In her comments while awarding him the Order of the Long Leaf Pine for his courage, she specifically referenced Barber's work with the Wake County School Board.
"I was completely shocked and appalled," said Kathleen Brennan with Wake Cares.
Wake Cares is a community group that says it worked hard to get the new school board majority elected to stop annual reassignments, mandatory year-round schools and end the diversity policy -- which Brennan says she feels wasn't helping lower income students succeed.
It is the same diversity policy Rev. Barber is fighting to have re-instated. He's rallied, protested and has been arrested at the Wake County school board office twice to stop the move toward community schools, fearing it will lead to re-segregation. Some say he has even referred to the new board majority the anti-diversity gang of five.
"For the highest elected official in the state to give someone an award who is trying to undermine what these officials are elected to do, I just frankly don't understand that," Brennan said.
The Governor even recognized during the ceremony that Barber's courage draws criticism.
"When one does what one believes in and is not afraid to rock the boat, one also has enemies everywhere," Perdue said.
But some groups, like the Great Schools in Wake Coalition, have been working with the NAACP to stop some of the sweeping changes by the board majority.
"I think anyone who speaks out like that, I think deserves to be noted by the community as an advocate for all children," said Patty Williams with Great Schools in Wake Coalition.

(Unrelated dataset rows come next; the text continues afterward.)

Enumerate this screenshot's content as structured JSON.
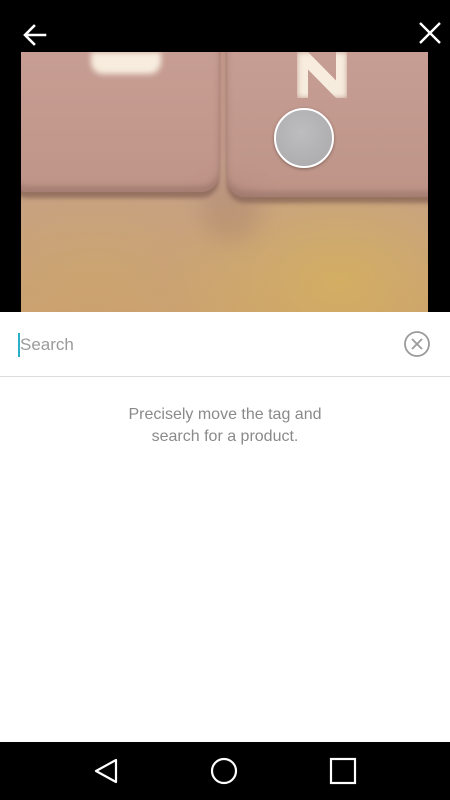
{
  "header": {
    "back_icon": "arrow-left-icon",
    "close_icon": "close-icon"
  },
  "search": {
    "placeholder": "Search",
    "value": "",
    "clear_icon": "clear-circle-icon",
    "cursor_color": "#2ab0c8"
  },
  "hint": {
    "line1": "Precisely move the tag and",
    "line2": "search for a product."
  },
  "navigation": {
    "back_icon": "triangle-back-icon",
    "home_icon": "circle-home-icon",
    "recents_icon": "square-recents-icon"
  },
  "colors": {
    "top_background": "#000000",
    "nav_background": "#000000",
    "hint_text": "#8a8a8a"
  }
}
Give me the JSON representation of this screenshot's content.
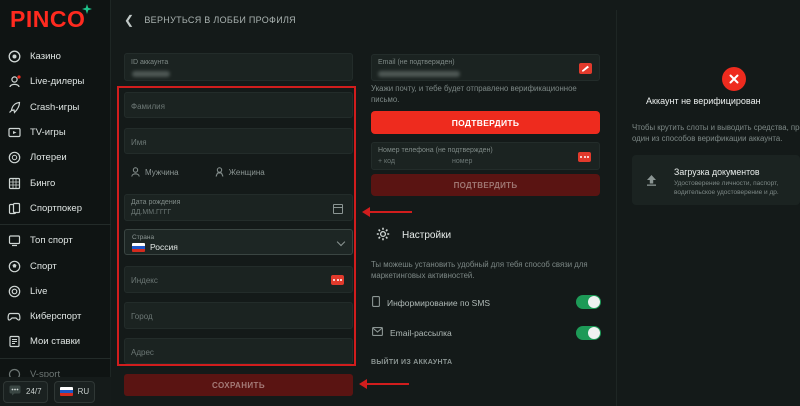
{
  "brand": {
    "logo_text": "PINCO",
    "accent": "#ee2b1e",
    "toggle_color": "#1d9a57"
  },
  "sidebar": {
    "items": [
      {
        "label": "Казино",
        "icon": "casino-chip-icon"
      },
      {
        "label": "Live-дилеры",
        "icon": "live-dealer-icon"
      },
      {
        "label": "Crash-игры",
        "icon": "rocket-icon"
      },
      {
        "label": "TV-игры",
        "icon": "tv-icon"
      },
      {
        "label": "Лотереи",
        "icon": "lottery-ball-icon"
      },
      {
        "label": "Бинго",
        "icon": "bingo-card-icon"
      },
      {
        "label": "Спортпокер",
        "icon": "poker-cards-icon"
      },
      {
        "label": "Топ спорт",
        "icon": "trophy-icon"
      },
      {
        "label": "Спорт",
        "icon": "sport-ball-icon"
      },
      {
        "label": "Live",
        "icon": "live-icon"
      },
      {
        "label": "Киберспорт",
        "icon": "gamepad-icon"
      },
      {
        "label": "Мои ставки",
        "icon": "bets-list-icon"
      },
      {
        "label": "V-sport",
        "icon": "vsport-icon"
      }
    ],
    "support_label": "24/7",
    "language_label": "RU"
  },
  "header": {
    "back_label": "ВЕРНУТЬСЯ В ЛОББИ ПРОФИЛЯ"
  },
  "profile_form": {
    "account_id_label": "ID аккаунта",
    "surname_placeholder": "Фамилия",
    "name_placeholder": "Имя",
    "gender_male": "Мужчина",
    "gender_female": "Женщина",
    "birthdate_label": "Дата рождения",
    "birthdate_placeholder": "ДД.ММ.ГГГГ",
    "country_label": "Страна",
    "country_value": "Россия",
    "index_placeholder": "Индекс",
    "city_placeholder": "Город",
    "address_placeholder": "Адрес",
    "save_label": "СОХРАНИТЬ"
  },
  "contact": {
    "email_label": "Email (не подтвержден)",
    "email_hint": "Укажи почту, и тебе будет отправлено верификационное письмо.",
    "confirm_email_label": "ПОДТВЕРДИТЬ",
    "phone_label": "Номер телефона (не подтвержден)",
    "phone_code_placeholder": "+ код",
    "phone_number_placeholder": "номер",
    "confirm_phone_label": "ПОДТВЕРДИТЬ"
  },
  "settings": {
    "title": "Настройки",
    "hint": "Ты можешь установить удобный для тебя способ связи для маркетинговых активностей.",
    "sms_label": "Информирование по SMS",
    "sms_on": true,
    "email_label": "Email-рассылка",
    "email_on": true,
    "logout_label": "ВЫЙТИ ИЗ АККАУНТА"
  },
  "verification": {
    "status_title": "Аккаунт не верифицирован",
    "status_text": "Чтобы крутить слоты и выводить средства, пройди один из способов верификации аккаунта.",
    "docs_title": "Загрузка документов",
    "docs_text": "Удостоверение личности, паспорт, водительское удостоверение и др."
  }
}
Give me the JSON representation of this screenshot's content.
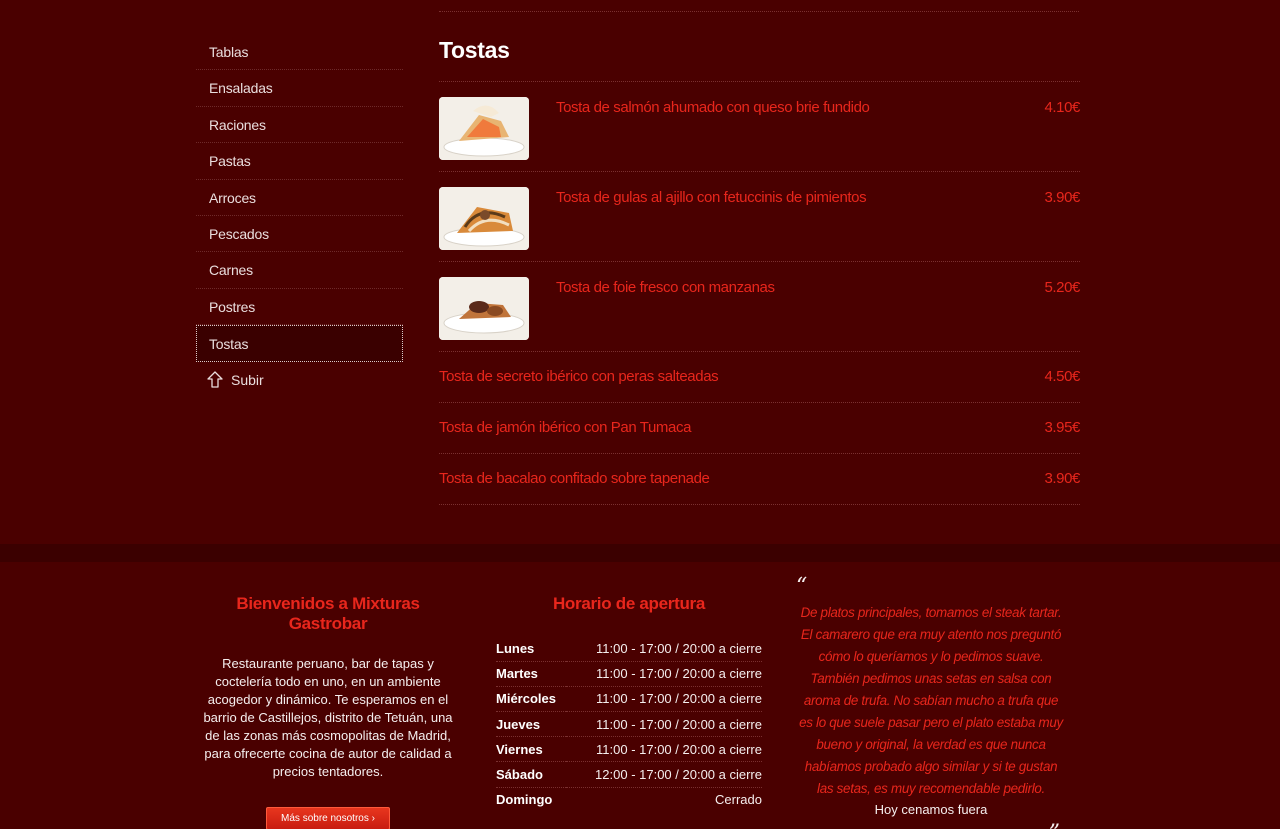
{
  "sidebar": {
    "items": [
      {
        "label": "Tablas"
      },
      {
        "label": "Ensaladas"
      },
      {
        "label": "Raciones"
      },
      {
        "label": "Pastas"
      },
      {
        "label": "Arroces"
      },
      {
        "label": "Pescados"
      },
      {
        "label": "Carnes"
      },
      {
        "label": "Postres"
      },
      {
        "label": "Tostas"
      }
    ],
    "active": "Tostas",
    "up_label": "Subir"
  },
  "section": {
    "title": "Tostas",
    "dishes_with_image": [
      {
        "name": "Tosta de salmón ahumado con queso brie fundido",
        "price": "4.10€"
      },
      {
        "name": "Tosta de gulas al ajillo con fetuccinis de pimientos",
        "price": "3.90€"
      },
      {
        "name": "Tosta de foie fresco con manzanas",
        "price": "5.20€"
      }
    ],
    "dishes": [
      {
        "name": "Tosta de secreto ibérico con peras salteadas",
        "price": "4.50€"
      },
      {
        "name": "Tosta de jamón ibérico con Pan Tumaca",
        "price": "3.95€"
      },
      {
        "name": "Tosta de bacalao confitado sobre tapenade",
        "price": "3.90€"
      }
    ]
  },
  "footer": {
    "welcome": {
      "title": "Bienvenidos a Mixturas Gastrobar",
      "text": "Restaurante peruano, bar de tapas y coctelería todo en uno, en un ambiente acogedor y dinámico. Te esperamos en el barrio de Castillejos, distrito de Tetuán, una de las zonas más cosmopolitas de Madrid, para ofrecerte cocina de autor de calidad a precios tentadores.",
      "button": "Más sobre nosotros ›"
    },
    "hours": {
      "title": "Horario de apertura",
      "rows": [
        {
          "day": "Lunes",
          "time": "11:00 - 17:00 / 20:00 a cierre"
        },
        {
          "day": "Martes",
          "time": "11:00 - 17:00 / 20:00 a cierre"
        },
        {
          "day": "Miércoles",
          "time": "11:00 - 17:00 / 20:00 a cierre"
        },
        {
          "day": "Jueves",
          "time": "11:00 - 17:00 / 20:00 a cierre"
        },
        {
          "day": "Viernes",
          "time": "11:00 - 17:00 / 20:00 a cierre"
        },
        {
          "day": "Sábado",
          "time": "12:00 - 17:00 / 20:00 a cierre"
        },
        {
          "day": "Domingo",
          "time": "Cerrado"
        }
      ]
    },
    "review": {
      "open_quote": "“",
      "text": "De platos principales, tomamos el steak tartar. El camarero que era muy atento nos preguntó cómo lo queríamos y lo pedimos suave. También pedimos unas setas en salsa con aroma de trufa. No sabían mucho a trufa que es lo que suele pasar pero el plato estaba muy bueno y original, la verdad es que nunca habíamos probado algo similar y si te gustan las setas, es muy recomendable pedirlo.",
      "author": "Hoy cenamos fuera",
      "close_quote": "”"
    }
  },
  "colors": {
    "background": "#4a0000",
    "accent": "#e8261c",
    "footer_band": "#3b0000"
  }
}
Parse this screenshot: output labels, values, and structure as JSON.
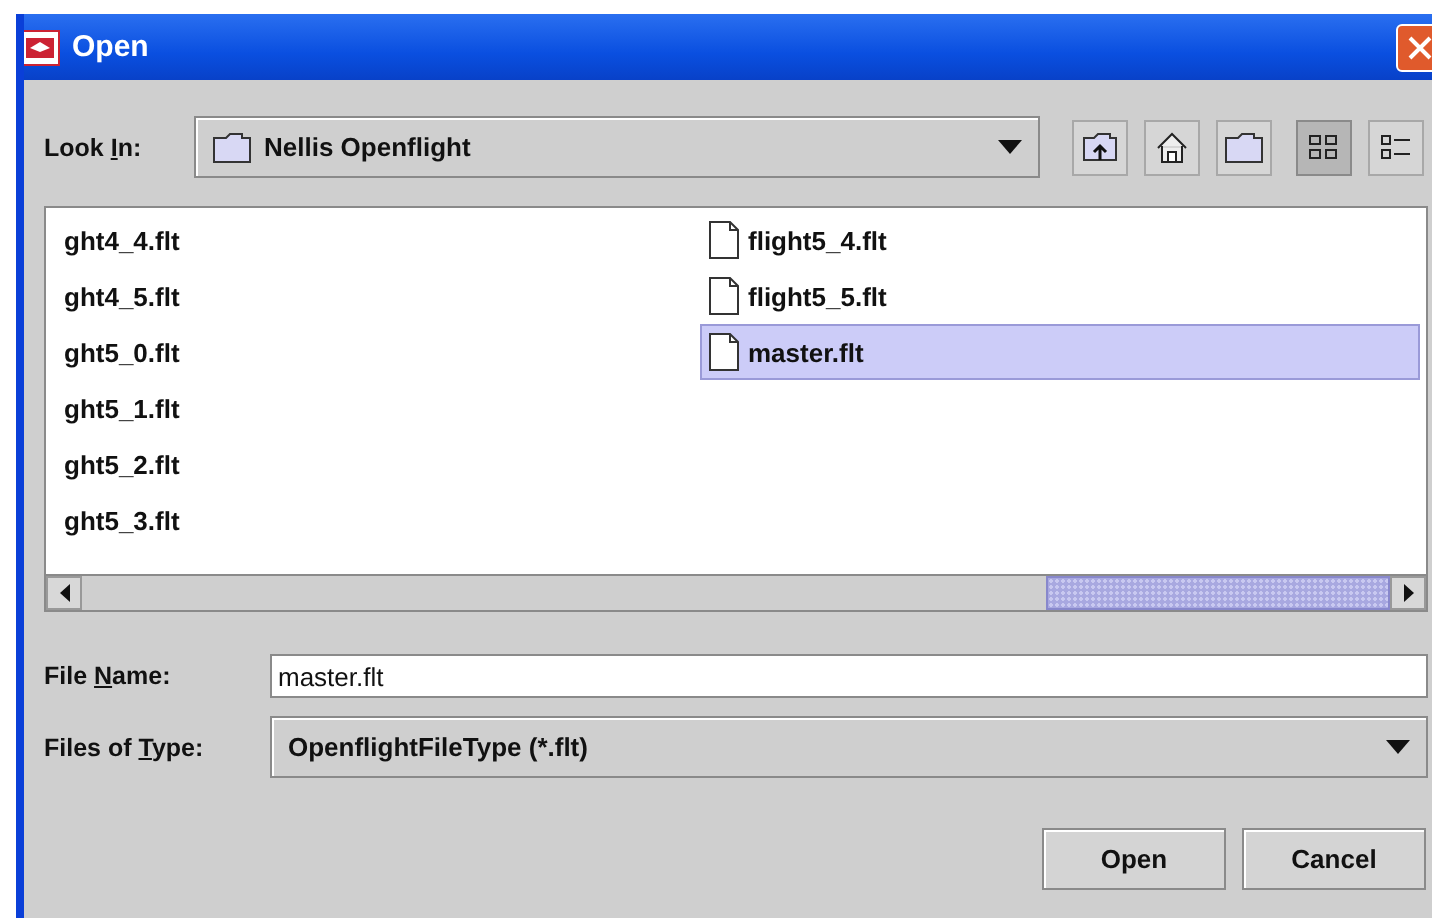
{
  "window": {
    "title": "Open"
  },
  "look_in": {
    "label_parts": [
      "Look ",
      "I",
      "n:"
    ],
    "value": "Nellis Openflight"
  },
  "view_buttons": [
    {
      "kind": "list",
      "selected": true
    },
    {
      "kind": "details",
      "selected": false
    }
  ],
  "file_columns": [
    [
      {
        "name": "ght4_4.flt",
        "selected": false
      },
      {
        "name": "ght4_5.flt",
        "selected": false
      },
      {
        "name": "ght5_0.flt",
        "selected": false
      },
      {
        "name": "ght5_1.flt",
        "selected": false
      },
      {
        "name": "ght5_2.flt",
        "selected": false
      },
      {
        "name": "ght5_3.flt",
        "selected": false
      }
    ],
    [
      {
        "name": "flight5_4.flt",
        "selected": false,
        "icon": true
      },
      {
        "name": "flight5_5.flt",
        "selected": false,
        "icon": true
      },
      {
        "name": "master.flt",
        "selected": true,
        "icon": true
      }
    ]
  ],
  "file_name": {
    "label_parts": [
      "File ",
      "N",
      "ame:"
    ],
    "value": "master.flt"
  },
  "file_type": {
    "label_parts": [
      "Files of ",
      "T",
      "ype:"
    ],
    "value": "OpenflightFileType (*.flt)"
  },
  "buttons": [
    "Open",
    "Cancel"
  ]
}
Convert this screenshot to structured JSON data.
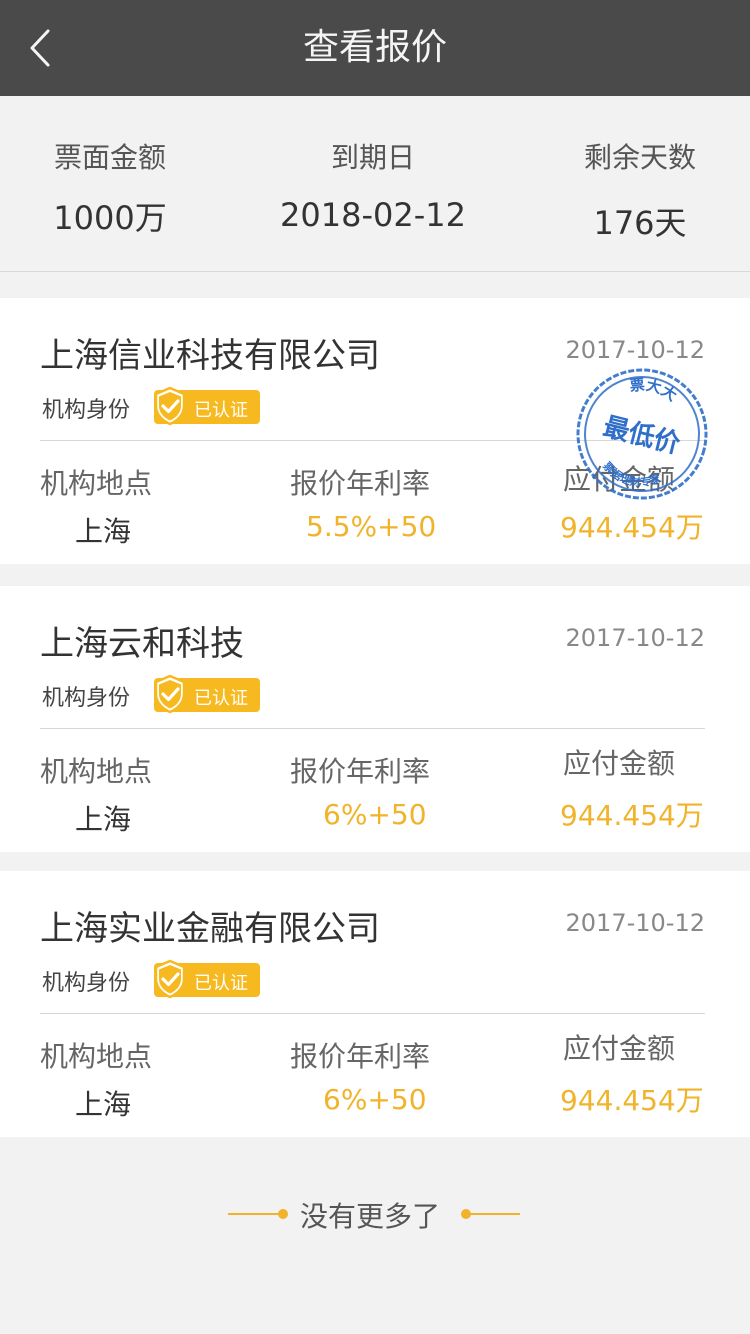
{
  "header": {
    "title": "查看报价",
    "back_icon": "chevron-left-icon"
  },
  "summary": {
    "face_amount_label": "票面金额",
    "face_amount_value": "1000万",
    "due_date_label": "到期日",
    "due_date_value": "2018-02-12",
    "remaining_days_label": "剩余天数",
    "remaining_days_value": "176天"
  },
  "labels": {
    "identity": "机构身份",
    "verified": "已认证",
    "location": "机构地点",
    "rate": "报价年利率",
    "payable": "应付金额"
  },
  "quotes": [
    {
      "company": "上海信业科技有限公司",
      "date": "2017-10-12",
      "location": "上海",
      "rate": "5.5%+50",
      "payable": "944.454万"
    },
    {
      "company": "上海云和科技",
      "date": "2017-10-12",
      "location": "上海",
      "rate": "6%+50",
      "payable": "944.454万"
    },
    {
      "company": "上海实业金融有限公司",
      "date": "2017-10-12",
      "location": "上海",
      "rate": "6%+50",
      "payable": "944.454万"
    }
  ],
  "stamp": {
    "text": "最低价",
    "top_text": "票大大",
    "bottom_text": "票据理财专家",
    "color": "#2f6fc9"
  },
  "footer": {
    "no_more": "没有更多了"
  },
  "colors": {
    "accent": "#f0b32a",
    "navbar": "#4a4a4a",
    "badge": "#f7b920"
  }
}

ABC11 Eyewitness News reached out to members of the board majority -- who Reverend Barber has called out by name on a regular basis -- those who did return calls said they felt the award is a political move and they did not want to comment.